Millon & Associés, 3 May 2018, lot 227
In collaboration with Anne-Sophie Joncoux-Pilorget and Marie-Christine David.
Sold 123 500€ (incl. Premium).
This 17th century Shah Nama was produced in India for the Mughal emperor Jahangir in 1021H/ 1612. It was decorated with double page drawings (nim rang) of naturalistic and fantastic flowers, hunt scenes and two story related paintings, as well as a gol o bolbol most probably produced around the same time by a Persian artist.
The manuscript counts twelve paintings and drawings. All are attributable to Mughal India of the 17th century, except the one on the colophon. Only two have a direct connection with the text: folio 48a (Kay Qobad in throne listening musicians), and folio 289b (Rustam fallen in a mortal trap laid by his half-brother Shaghad). All the illustrations of Jahangir’s Shah Nameh but one can be attributed to Mughal India and are particularly interesting for their connection with other famous Indian paintings. Indeed, most of the drawings are close alternatives to isolated paintings and drawings kept in private collections.
For instance, the nim rang double-page of flowers and insects (f. 233b-234a) is directly linked to two double-pages of the St Petersburg album. Both pages of Jahangir’s Shah Nameh show a flowering acacia tree and what appears to be a yellow hibiscus tree on one page and a colorful “morning glory” on the other, also fro the St Petersburg album. The acacias trees have been attributed to Mansûr (active between 1590-1624), recognized by Jahangir as one of the most talented painter of his workshop and who was actively working for the emperor when this manuscript was produced. The upper parts have been painted by Muhammad Baqir (who extended in height the paintings arrived from India after Delhi’s sack by Nadir Shah in 1747). It is probable that Muhammad Baqir reproduced a design that already existed.
While the reduced number of paintings related to the text can be surprising, the presence of floral designs – naturalistic and fantastic – relates to the interest of the emperor for botany and natural science in general. All his life, Jahangir displayed a great passion for nature, often showed in his memoirs, the Tuzuk-e Jahangiri by vivid descriptions of flowers and animals. The inclusion of floral designs linked to Mansur in this early manuscript confirms the interest of the emperor and his keen eye as a connoisseur. Finally, the existence of this manuscript and the nim rang drawings within tends to confirm the idea that artists of the imperial workshop did not hesitate to

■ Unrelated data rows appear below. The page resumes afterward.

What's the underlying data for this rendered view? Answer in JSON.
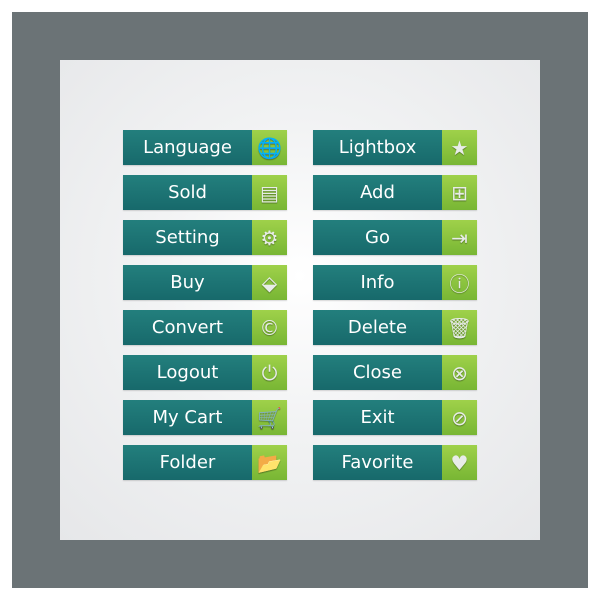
{
  "colors": {
    "frame": "#6b7376",
    "label_bg": "#1f7a78",
    "icon_bg": "#8cc63f",
    "text": "#ffffff"
  },
  "left_column": [
    {
      "label": "Language",
      "icon": "globe-icon",
      "glyph": "🌐"
    },
    {
      "label": "Sold",
      "icon": "basket-icon",
      "glyph": "▤"
    },
    {
      "label": "Setting",
      "icon": "gear-icon",
      "glyph": "⚙"
    },
    {
      "label": "Buy",
      "icon": "price-tag-icon",
      "glyph": "⬙"
    },
    {
      "label": "Convert",
      "icon": "copyright-icon",
      "glyph": "©"
    },
    {
      "label": "Logout",
      "icon": "power-icon",
      "glyph": "⏻"
    },
    {
      "label": "My Cart",
      "icon": "cart-icon",
      "glyph": "🛒"
    },
    {
      "label": "Folder",
      "icon": "folder-icon",
      "glyph": "📂"
    }
  ],
  "right_column": [
    {
      "label": "Lightbox",
      "icon": "star-icon",
      "glyph": "★"
    },
    {
      "label": "Add",
      "icon": "add-icon",
      "glyph": "⊞"
    },
    {
      "label": "Go",
      "icon": "enter-icon",
      "glyph": "⇥"
    },
    {
      "label": "Info",
      "icon": "info-icon",
      "glyph": "ⓘ"
    },
    {
      "label": "Delete",
      "icon": "trash-icon",
      "glyph": "🗑"
    },
    {
      "label": "Close",
      "icon": "close-circle-icon",
      "glyph": "⊗"
    },
    {
      "label": "Exit",
      "icon": "no-entry-icon",
      "glyph": "⊘"
    },
    {
      "label": "Favorite",
      "icon": "heart-icon",
      "glyph": "♥"
    }
  ]
}
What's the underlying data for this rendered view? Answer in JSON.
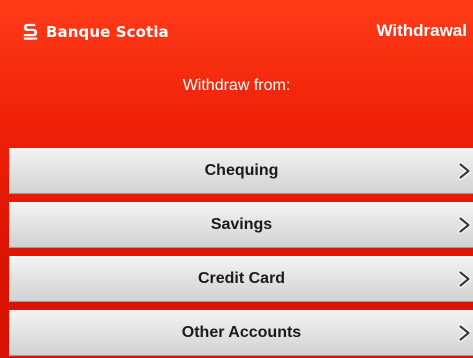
{
  "brand": {
    "name": "Banque Scotia",
    "logo_icon": "scotia-s-logo-icon"
  },
  "screen": {
    "title": "Withdrawal",
    "prompt": "Withdraw from:"
  },
  "options": [
    {
      "label": "Chequing",
      "icon": "chevron-right-icon"
    },
    {
      "label": "Savings",
      "icon": "chevron-right-icon"
    },
    {
      "label": "Credit Card",
      "icon": "chevron-right-icon"
    },
    {
      "label": "Other Accounts",
      "icon": "chevron-right-icon"
    }
  ],
  "colors": {
    "background_red": "#e41b04",
    "button_gray": "#e0e0e0",
    "text_white": "#ffffff",
    "text_dark": "#1a1a1a"
  }
}
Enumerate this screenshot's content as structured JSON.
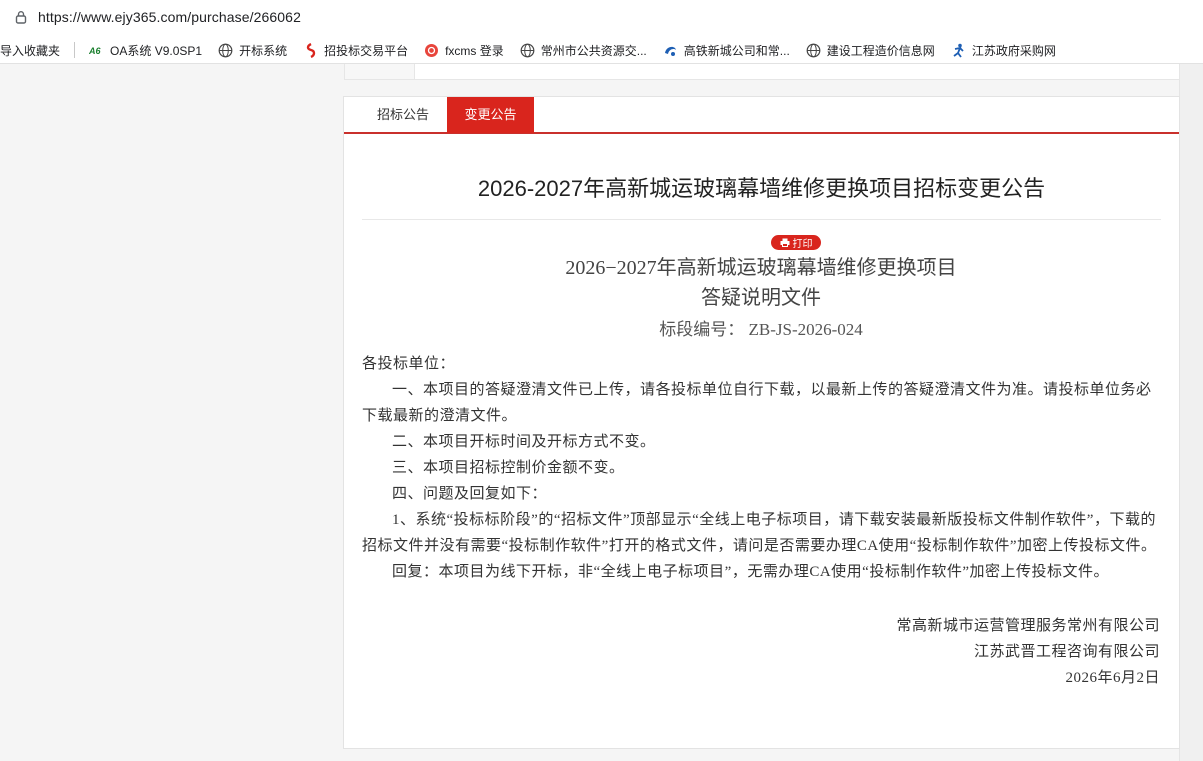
{
  "browser": {
    "url": "https://www.ejy365.com/purchase/266062",
    "bookmarks": [
      {
        "label": "导入收藏夹",
        "icon": "import-icon"
      },
      {
        "label": "OA系统 V9.0SP1",
        "icon": "oa-logo-icon"
      },
      {
        "label": "开标系统",
        "icon": "globe-icon"
      },
      {
        "label": "招投标交易平台",
        "icon": "bid-logo-icon"
      },
      {
        "label": "fxcms 登录",
        "icon": "fxcms-logo-icon"
      },
      {
        "label": "常州市公共资源交...",
        "icon": "globe-icon"
      },
      {
        "label": "高铁新城公司和常...",
        "icon": "swirl-logo-icon"
      },
      {
        "label": "建设工程造价信息网",
        "icon": "globe-icon"
      },
      {
        "label": "江苏政府采购网",
        "icon": "runner-logo-icon"
      }
    ]
  },
  "tabs": [
    {
      "label": "招标公告",
      "active": false
    },
    {
      "label": "变更公告",
      "active": true
    }
  ],
  "page_title": "2026-2027年高新城运玻璃幕墙维修更换项目招标变更公告",
  "print_label": "打印",
  "document": {
    "title_line1": "2026−2027年高新城运玻璃幕墙维修更换项目",
    "title_line2": "答疑说明文件",
    "section_no": "标段编号： ZB-JS-2026-024",
    "salutation": "各投标单位：",
    "p1": "一、本项目的答疑澄清文件已上传，请各投标单位自行下载，以最新上传的答疑澄清文件为准。请投标单位务必下载最新的澄清文件。",
    "p2": "二、本项目开标时间及开标方式不变。",
    "p3": "三、本项目招标控制价金额不变。",
    "p4": "四、问题及回复如下：",
    "p5": "1、系统“投标标阶段”的“招标文件”顶部显示“全线上电子标项目，请下载安装最新版投标文件制作软件”，下载的招标文件并没有需要“投标制作软件”打开的格式文件，请问是否需要办理CA使用“投标制作软件”加密上传投标文件。",
    "p6": "回复：本项目为线下开标，非“全线上电子标项目”，无需办理CA使用“投标制作软件”加密上传投标文件。",
    "sign1": "常高新城市运营管理服务常州有限公司",
    "sign2": "江苏武晋工程咨询有限公司",
    "date": "2026年6月2日"
  },
  "colors": {
    "accent": "#d9251d"
  }
}
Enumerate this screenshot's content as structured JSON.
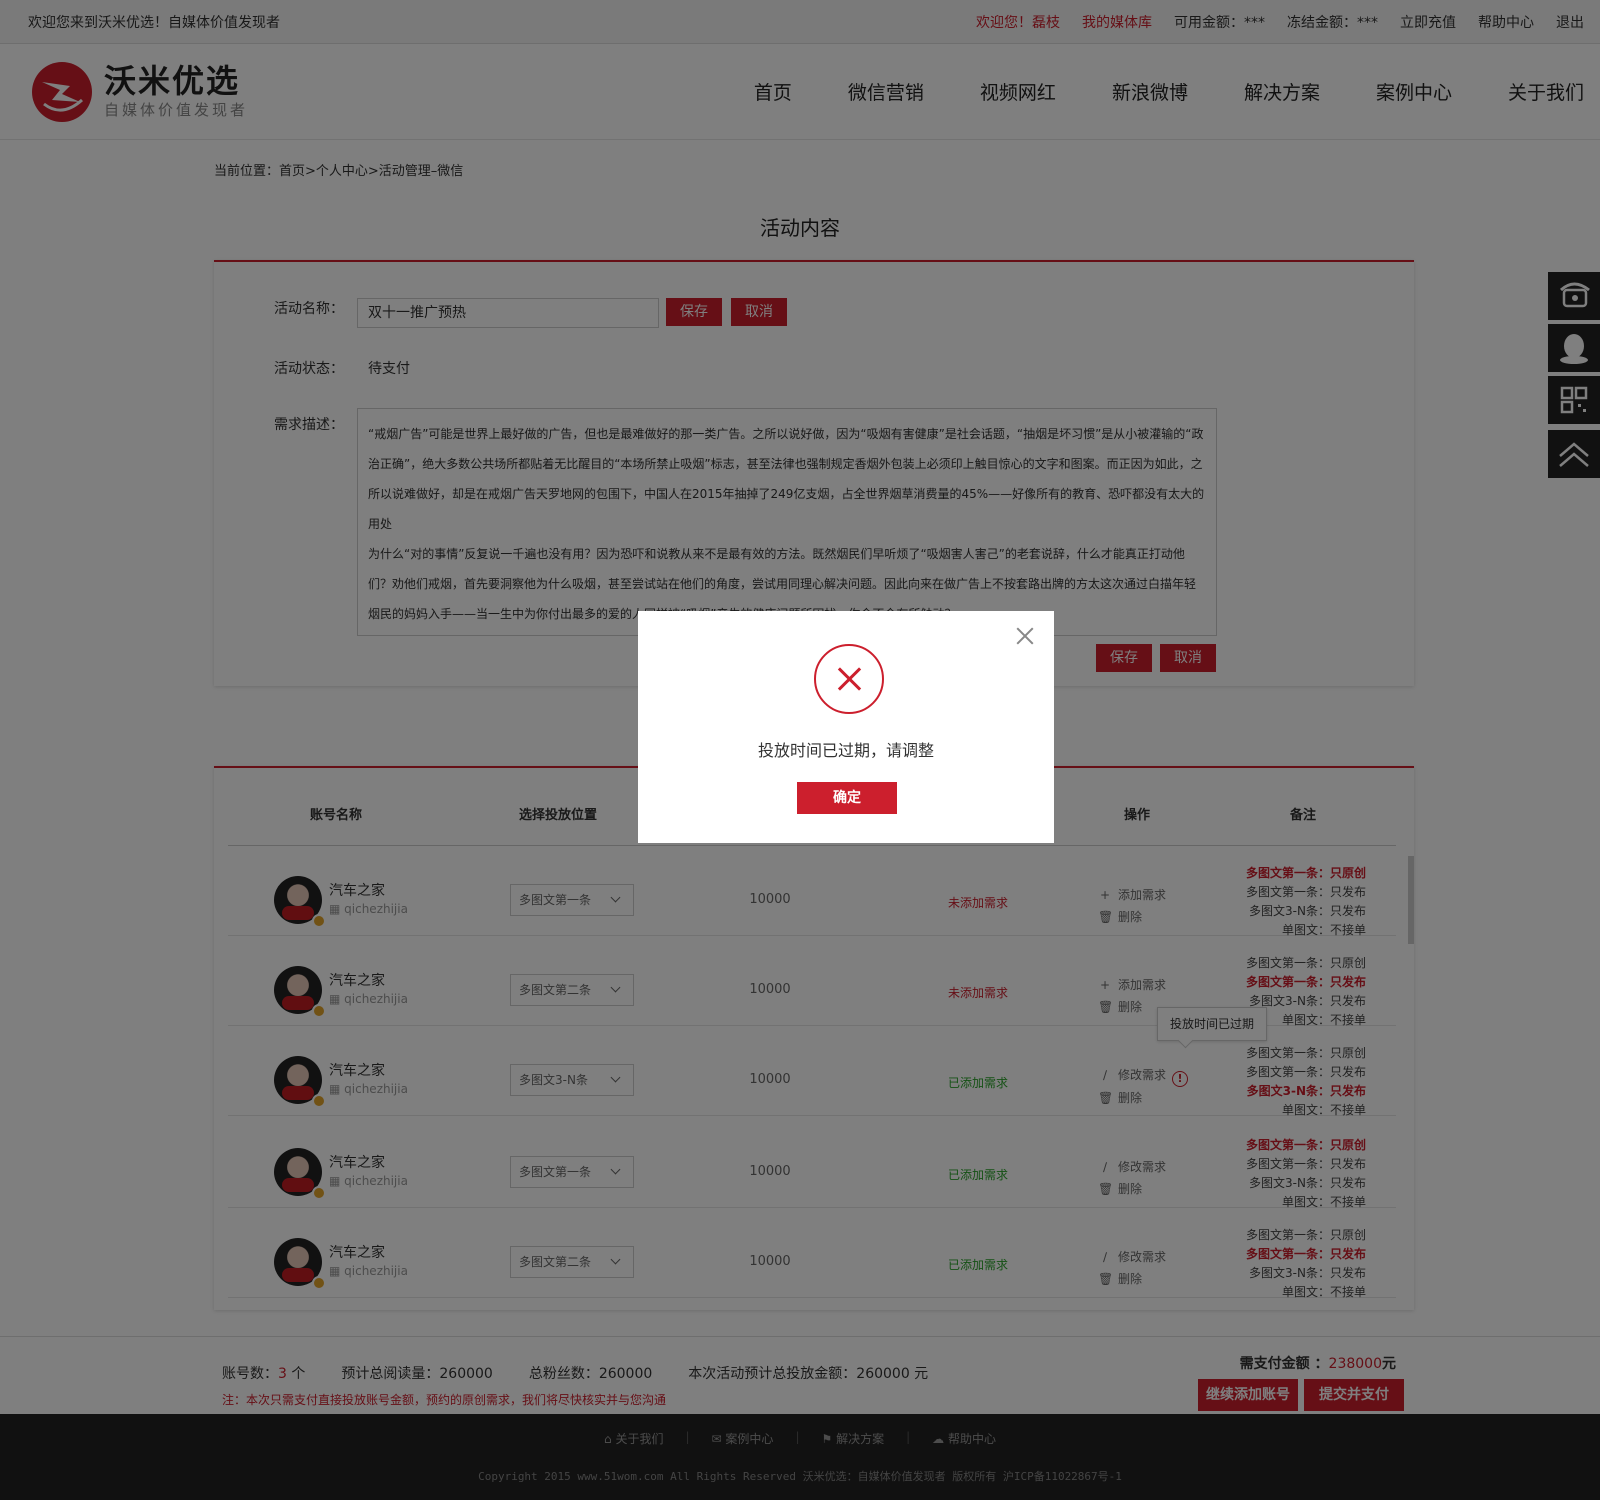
{
  "topbar": {
    "welcome": "欢迎您来到沃米优选！自媒体价值发现者",
    "greeting": "欢迎您！磊枝",
    "media_lib": "我的媒体库",
    "available": "可用金额：***",
    "frozen": "冻结金额：***",
    "recharge": "立即充值",
    "help": "帮助中心",
    "logout": "退出"
  },
  "logo": {
    "name": "沃米优选",
    "slogan": "自媒体价值发现者"
  },
  "nav": [
    "首页",
    "微信营销",
    "视频网红",
    "新浪微博",
    "解决方案",
    "案例中心",
    "关于我们"
  ],
  "breadcrumb": "当前位置：首页>个人中心>活动管理–微信",
  "page_title": "活动内容",
  "form": {
    "name_label": "活动名称：",
    "name_value": "双十一推广预热",
    "save": "保存",
    "cancel": "取消",
    "status_label": "活动状态：",
    "status_value": "待支付",
    "desc_label": "需求描述：",
    "desc_text": "“戒烟广告”可能是世界上最好做的广告，但也是最难做好的那一类广告。之所以说好做，因为“吸烟有害健康”是社会话题，“抽烟是坏习惯”是从小被灌输的“政治正确”，绝大多数公共场所都贴着无比醒目的“本场所禁止吸烟”标志，甚至法律也强制规定香烟外包装上必须印上触目惊心的文字和图案。而正因为如此，之所以说难做好，却是在戒烟广告天罗地网的包围下，中国人在2015年抽掉了249亿支烟，占全世界烟草消费量的45%——好像所有的教育、恐吓都没有太大的用处",
    "desc_text2": "为什么“对的事情”反复说一千遍也没有用？因为恐吓和说教从来不是最有效的方法。既然烟民们早听烦了“吸烟害人害己”的老套说辞，什么才能真正打动他们？劝他们戒烟，首先要洞察他为什么吸烟，甚至尝试站在他们的角度，尝试用同理心解决问题。因此向来在做广告上不按套路出牌的方太这次通过白描年轻烟民的妈妈入手——当一生中为你付出最多的爱的人同样被“吸烟”产生的健康问题所困扰，你会不会有所触动？"
  },
  "table": {
    "headers": [
      "账号名称",
      "选择投放位置",
      "操作",
      "备注"
    ],
    "rows": [
      {
        "name": "汽车之家",
        "id": "qichezhijia",
        "position": "多图文第一条",
        "reads": "10000",
        "status": "未添加需求",
        "status_type": "no",
        "op1": "添加需求",
        "op2": "删除",
        "op1_icon": "+",
        "warn": false,
        "notes": [
          {
            "t": "多图文第一条：只原创",
            "hl": true
          },
          {
            "t": "多图文第一条：只发布",
            "hl": false
          },
          {
            "t": "多图文3-N条：只发布",
            "hl": false
          },
          {
            "t": "单图文：不接单",
            "hl": false
          }
        ]
      },
      {
        "name": "汽车之家",
        "id": "qichezhijia",
        "position": "多图文第二条",
        "reads": "10000",
        "status": "未添加需求",
        "status_type": "no",
        "op1": "添加需求",
        "op2": "删除",
        "op1_icon": "+",
        "warn": false,
        "notes": [
          {
            "t": "多图文第一条：只原创",
            "hl": false
          },
          {
            "t": "多图文第一条：只发布",
            "hl": true
          },
          {
            "t": "多图文3-N条：只发布",
            "hl": false
          },
          {
            "t": "单图文：不接单",
            "hl": false
          }
        ]
      },
      {
        "name": "汽车之家",
        "id": "qichezhijia",
        "position": "多图文3-N条",
        "reads": "10000",
        "status": "已添加需求",
        "status_type": "yes",
        "op1": "修改需求",
        "op2": "删除",
        "op1_icon": "/",
        "warn": true,
        "notes": [
          {
            "t": "多图文第一条：只原创",
            "hl": false
          },
          {
            "t": "多图文第一条：只发布",
            "hl": false
          },
          {
            "t": "多图文3-N条：只发布",
            "hl": true
          },
          {
            "t": "单图文：不接单",
            "hl": false
          }
        ]
      },
      {
        "name": "汽车之家",
        "id": "qichezhijia",
        "position": "多图文第一条",
        "reads": "10000",
        "status": "已添加需求",
        "status_type": "yes",
        "op1": "修改需求",
        "op2": "删除",
        "op1_icon": "/",
        "warn": false,
        "notes": [
          {
            "t": "多图文第一条：只原创",
            "hl": true
          },
          {
            "t": "多图文第一条：只发布",
            "hl": false
          },
          {
            "t": "多图文3-N条：只发布",
            "hl": false
          },
          {
            "t": "单图文：不接单",
            "hl": false
          }
        ]
      },
      {
        "name": "汽车之家",
        "id": "qichezhijia",
        "position": "多图文第二条",
        "reads": "10000",
        "status": "已添加需求",
        "status_type": "yes",
        "op1": "修改需求",
        "op2": "删除",
        "op1_icon": "/",
        "warn": false,
        "notes": [
          {
            "t": "多图文第一条：只原创",
            "hl": false
          },
          {
            "t": "多图文第一条：只发布",
            "hl": true
          },
          {
            "t": "多图文3-N条：只发布",
            "hl": false
          },
          {
            "t": "单图文：不接单",
            "hl": false
          }
        ]
      }
    ],
    "tooltip": "投放时间已过期"
  },
  "summary": {
    "accounts_label": "账号数：",
    "accounts_value": "3",
    "accounts_unit": "个",
    "reads": "预计总阅读量：260000",
    "fans": "总粉丝数：260000",
    "total": "本次活动预计总投放金额：260000 元",
    "note": "注：本次只需支付直接投放账号金额，预约的原创需求，我们将尽快核实并与您沟通",
    "pay_label": "需支付金额 ：",
    "pay_amount": "238000",
    "pay_unit": "元",
    "continue_btn": "继续添加账号",
    "submit_btn": "提交并支付"
  },
  "footer": {
    "links": [
      "关于我们",
      "案例中心",
      "解决方案",
      "帮助中心"
    ],
    "copyright": "Copyright 2015 www.51wom.com All Rights Reserved 沃米优选：自媒体价值发现者 版权所有 沪ICP备11022867号-1"
  },
  "modal": {
    "message": "投放时间已过期，请调整",
    "ok": "确定"
  },
  "colors": {
    "brand": "#cc1f2d",
    "success": "#2aa32a"
  }
}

reproduce traditional Persian or Turkish decorative designs on different supports. It therefore constitutes an important landmark in the history of Mughal manuscripts and artistic practices.